Reading ability is often emphasized more than intuition, but intuition is at least as important as reading ability, if not more.
One reason this happens is that it’s not obvious what intuition even is. When I say intuition I mean having a sense of which moves are potentially good and therefore worth reading out, and which moves are probably not good and therefore can be ignored. When I say reading ability I mean how many moves ahead you can visualize. In this sense intuition is often conflated with the concept of reading ability, but they are really separate skill sets. It’s possible to be strong in one but weak in the other, and the methods of developing these two skill are not the same.
The obvious way to develop your reading ability is to do tsumego which are almost always strongly recommended to be a core part of your go studies. Actually tsumego will also develop your intuition but the problem is that tsumego is usually limited to certain kinds of positions related to either life and death or tesuji.
One interesting thing about tsumego is that they can be approached in two different ways which emphasize either reading ability or intuition. The first way is to never look at the answers and try to read the problem out as thoroughly as possible. The second way is to look at the problem for a few minutes and if you can’t solve it you just look at the answer. I think some people consider this second way to be “cheating” but this is due to the misunderstanding of the role of intuition and an overemphasis on reading ability.
This leads us to the topic of the methods of developing intuition. The way to build intuition is just by seeing the “right” move over and over in many different situations and developing pattern recognition. For this A.I. has been a massive benefit because for any given we position it can show us the “right” move. Repeatedly seeing the right move is how A.I. itself develops its intuition, and most likely it is very close to the way humans do it too.
This kind of intuition building can be seen in many different kinds of skills. For example an art expert that is able to detect forgeries.

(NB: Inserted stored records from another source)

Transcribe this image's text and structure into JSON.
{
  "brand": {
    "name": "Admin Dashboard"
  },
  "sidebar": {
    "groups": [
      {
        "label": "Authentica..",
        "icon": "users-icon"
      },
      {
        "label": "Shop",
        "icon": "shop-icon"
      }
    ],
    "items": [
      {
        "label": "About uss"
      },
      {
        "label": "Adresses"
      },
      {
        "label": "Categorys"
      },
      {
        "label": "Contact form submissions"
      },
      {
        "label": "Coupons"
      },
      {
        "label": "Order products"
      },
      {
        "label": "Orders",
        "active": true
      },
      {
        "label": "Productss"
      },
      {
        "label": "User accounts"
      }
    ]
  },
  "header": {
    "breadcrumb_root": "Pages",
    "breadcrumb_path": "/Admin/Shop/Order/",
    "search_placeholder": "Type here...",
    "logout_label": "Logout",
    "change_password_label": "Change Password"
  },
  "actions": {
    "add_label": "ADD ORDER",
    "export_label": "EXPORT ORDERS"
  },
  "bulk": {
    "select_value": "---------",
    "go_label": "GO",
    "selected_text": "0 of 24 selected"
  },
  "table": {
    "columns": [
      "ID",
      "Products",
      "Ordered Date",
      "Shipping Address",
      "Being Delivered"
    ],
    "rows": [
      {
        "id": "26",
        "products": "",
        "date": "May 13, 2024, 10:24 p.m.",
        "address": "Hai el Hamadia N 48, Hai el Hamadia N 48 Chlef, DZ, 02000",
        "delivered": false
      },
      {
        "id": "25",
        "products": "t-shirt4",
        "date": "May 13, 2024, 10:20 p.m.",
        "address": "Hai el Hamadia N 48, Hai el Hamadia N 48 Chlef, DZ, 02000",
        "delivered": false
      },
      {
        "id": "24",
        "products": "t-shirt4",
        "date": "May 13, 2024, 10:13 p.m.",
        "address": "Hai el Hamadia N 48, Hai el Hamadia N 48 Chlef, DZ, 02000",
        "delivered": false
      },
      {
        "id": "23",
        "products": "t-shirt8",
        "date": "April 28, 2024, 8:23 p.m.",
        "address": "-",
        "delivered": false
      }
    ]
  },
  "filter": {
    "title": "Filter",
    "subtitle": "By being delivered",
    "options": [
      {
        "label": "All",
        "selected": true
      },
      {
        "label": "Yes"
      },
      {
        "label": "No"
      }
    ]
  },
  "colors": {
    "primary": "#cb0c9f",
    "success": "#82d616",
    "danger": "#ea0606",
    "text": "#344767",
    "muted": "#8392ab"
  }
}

Every time they observe a forgery or a genuine article they notice some detail that tends to be in the forgery but not in the genuine article and vice versa. Over time they build up a catalog of such details in their mind and after observing a combination of such details they can calculate a probability that the piece is or isn’t a forgery. But this is largely a subconscious process. The key is observing many, many art pieces and noticing the small details that distinguish what makes a piece real or fake and then your brain will do the rest.
We can develop our go intuition in similar way, and more conveniently than ever before with the use of A.I. My method has been to collect positions where I was unsure how to play and then explore the variations using A.I. I try to notice patterns that distinguish the right moves from the wrong moves. Then I revisit the positions periodically.
Initially this approach may seem infeasible because the number of variations is so vast. When you learn one position and move just one stone it may completely change the situation. But there is a difference between memorizing variations and learning patterns. The number of patterns is much smaller than the number of variations.
You might still object that even the number of patterns will seem very large, and it's true. But at some point there’s just no other way. Many skills are like this. For example let’s say you want to be a bird expert, and your goal is to be able to identify every kind of bird. This might feel impossible because there are so many different kinds of birds. Actually it’s estimated that there are about 10,000 different species of birds. This number is high but it isn’t impossible. It may take years, maybe a decade or more, but it’s doable.
Similarly you could learn 10,000 kinds of variations. Or less if that’s too much of a commitment. But I know that many players want to improve but don’t know how they can do it. I think building your intuition is one of the best ways to get better but one that hasn’t been explicitly talked about much.